His first degree was in anthropology at the University of Cambridge. He then studied at Oxford for a post-graduate diploma in theology and comparative religion, and completed his doctorate on aspects of Islam in South Asia. Between full time education and employment at St Andrews, he was a UK civil servant working in defence and diplomacy.

Research areas

Mark’s research interests are reflected in his current teaching, recent publications and lectures, which can be seen below in 'Publications'. 

Publications

Books

Extreme Right-Wing Political Violence and Terrorism, jointly edited with Professor Max Taylor and Dr Donald Holbrook, Bloomsbury, 2013. Concluding chapter by Mark Currie

Terrorism and Affordance, jointly edited with Professor Max Taylor, Continuum, 2012. Concluding chapter by Mark Currie.

Dissident Republican Terrorism, jointly edited with Professor Max Taylor, Continuum, June 2011. Concluding chapter by Mark Currie

Ajmer: Pilgrimage Centre in South Asia, Encyclopaedia of Islam, Brill, 2009

The Shrine and Cult of Muin al-din Chishti of Ajmer (Oxford University Press 1989 (re-issued 1993, 2006 and 2012)).

Forthcoming: Mark Currie is currently working on a volume which will focus on the topics of his Masters’ level teaching (see below).

Teaching

Mark convenes Fundamentals of Terrorist Violence: Motives, Enablers and Implications for State Responses (IR5921). This module examines how combatants in terrorist groups are able to overcome inhibitions to killing. The nature of these inhibitions is examined, as is the range of circumstances which enable them to be overcome so that lethal violence can be justified, compelling and a source of satisfaction.

The module draws not only on terrorism studies but also on scholarship from a wide range of subject areas including war studies, psychology, sociology, theology, anthropology, history and art. The focus is more on individuals’ aims, aspirations, and ways of imagining themselves and their actions, than organisational and instrumental purposes. Theory is explored through case studies.

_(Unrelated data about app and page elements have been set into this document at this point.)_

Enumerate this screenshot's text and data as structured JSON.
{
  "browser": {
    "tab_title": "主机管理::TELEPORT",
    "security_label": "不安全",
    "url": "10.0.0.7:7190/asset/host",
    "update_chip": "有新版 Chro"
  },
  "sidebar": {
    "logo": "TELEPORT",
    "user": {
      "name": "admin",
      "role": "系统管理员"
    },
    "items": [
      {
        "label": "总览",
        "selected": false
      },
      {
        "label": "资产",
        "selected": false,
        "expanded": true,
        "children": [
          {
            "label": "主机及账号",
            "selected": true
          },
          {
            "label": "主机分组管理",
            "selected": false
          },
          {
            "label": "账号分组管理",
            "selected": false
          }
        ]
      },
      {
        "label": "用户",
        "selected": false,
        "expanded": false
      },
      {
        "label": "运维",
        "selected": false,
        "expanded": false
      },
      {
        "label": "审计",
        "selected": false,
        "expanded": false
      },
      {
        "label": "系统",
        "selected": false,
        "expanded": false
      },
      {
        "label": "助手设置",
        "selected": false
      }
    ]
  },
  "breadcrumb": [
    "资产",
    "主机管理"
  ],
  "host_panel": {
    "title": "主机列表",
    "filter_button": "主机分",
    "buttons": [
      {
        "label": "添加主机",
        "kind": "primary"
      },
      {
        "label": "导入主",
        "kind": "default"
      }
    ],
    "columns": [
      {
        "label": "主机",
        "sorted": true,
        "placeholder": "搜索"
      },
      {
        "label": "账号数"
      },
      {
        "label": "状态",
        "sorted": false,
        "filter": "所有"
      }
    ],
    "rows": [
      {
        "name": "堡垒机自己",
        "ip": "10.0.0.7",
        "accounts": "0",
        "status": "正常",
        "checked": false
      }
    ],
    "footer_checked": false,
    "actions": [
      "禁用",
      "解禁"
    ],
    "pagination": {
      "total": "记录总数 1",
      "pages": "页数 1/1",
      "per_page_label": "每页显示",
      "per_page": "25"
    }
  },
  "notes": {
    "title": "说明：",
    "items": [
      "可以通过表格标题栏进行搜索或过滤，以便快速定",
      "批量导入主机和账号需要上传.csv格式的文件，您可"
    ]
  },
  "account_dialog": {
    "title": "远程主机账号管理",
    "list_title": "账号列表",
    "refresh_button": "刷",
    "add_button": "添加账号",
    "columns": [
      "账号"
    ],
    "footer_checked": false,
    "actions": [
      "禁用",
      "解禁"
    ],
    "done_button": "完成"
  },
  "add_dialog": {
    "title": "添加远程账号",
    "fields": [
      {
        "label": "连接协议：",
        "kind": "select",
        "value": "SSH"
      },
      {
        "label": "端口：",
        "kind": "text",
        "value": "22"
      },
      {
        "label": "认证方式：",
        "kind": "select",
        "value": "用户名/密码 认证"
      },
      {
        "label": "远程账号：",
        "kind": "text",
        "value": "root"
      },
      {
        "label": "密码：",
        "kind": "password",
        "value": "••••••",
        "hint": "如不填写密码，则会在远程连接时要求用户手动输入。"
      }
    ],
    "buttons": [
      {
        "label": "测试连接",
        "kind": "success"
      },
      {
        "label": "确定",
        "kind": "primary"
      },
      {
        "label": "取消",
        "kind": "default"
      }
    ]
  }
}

Resulting insights are used to adduce principles for state responses to political violence. The module thus builds on the tradition of scholarship at St Andrews that examines how political violence may be effectively countered in ways that are consonant with liberal democracy. This module is taught by Mark Currie along with Professor Stephen Reicher, Drs Nick Brooke, Jeffrey Murer and Gilbert Ramsay.

Mark has also contributed on counterterrorism to International Terrorism (IR3008) and Terrorism and Liberal Democracy (IR5007).

Beyond these programmes, he has also recently lectured in St Andrews on The Constitutional Period Begins, Afghanistan, 1963 to 1973: Some reflections on optimism, foreign interference and oral tradition, and Magdala: The British Rescue of Diplomatic Hostages from Abyssinia, 1867 to 1868. In both, lessons are illustrated that are relevant to countering political violence in the contemporary world.

Research students

Mark Currie regularly supervises Masters-level dissertations (there is currently a mid-year gap in allocations).

PhD supervision topics

Mark Currie is unable to act as first supervisor for PhD students as he is not a permanent member of staff. He is happy to act as second supervisor on topics that relate to the interests outlined above in 'Teaching'.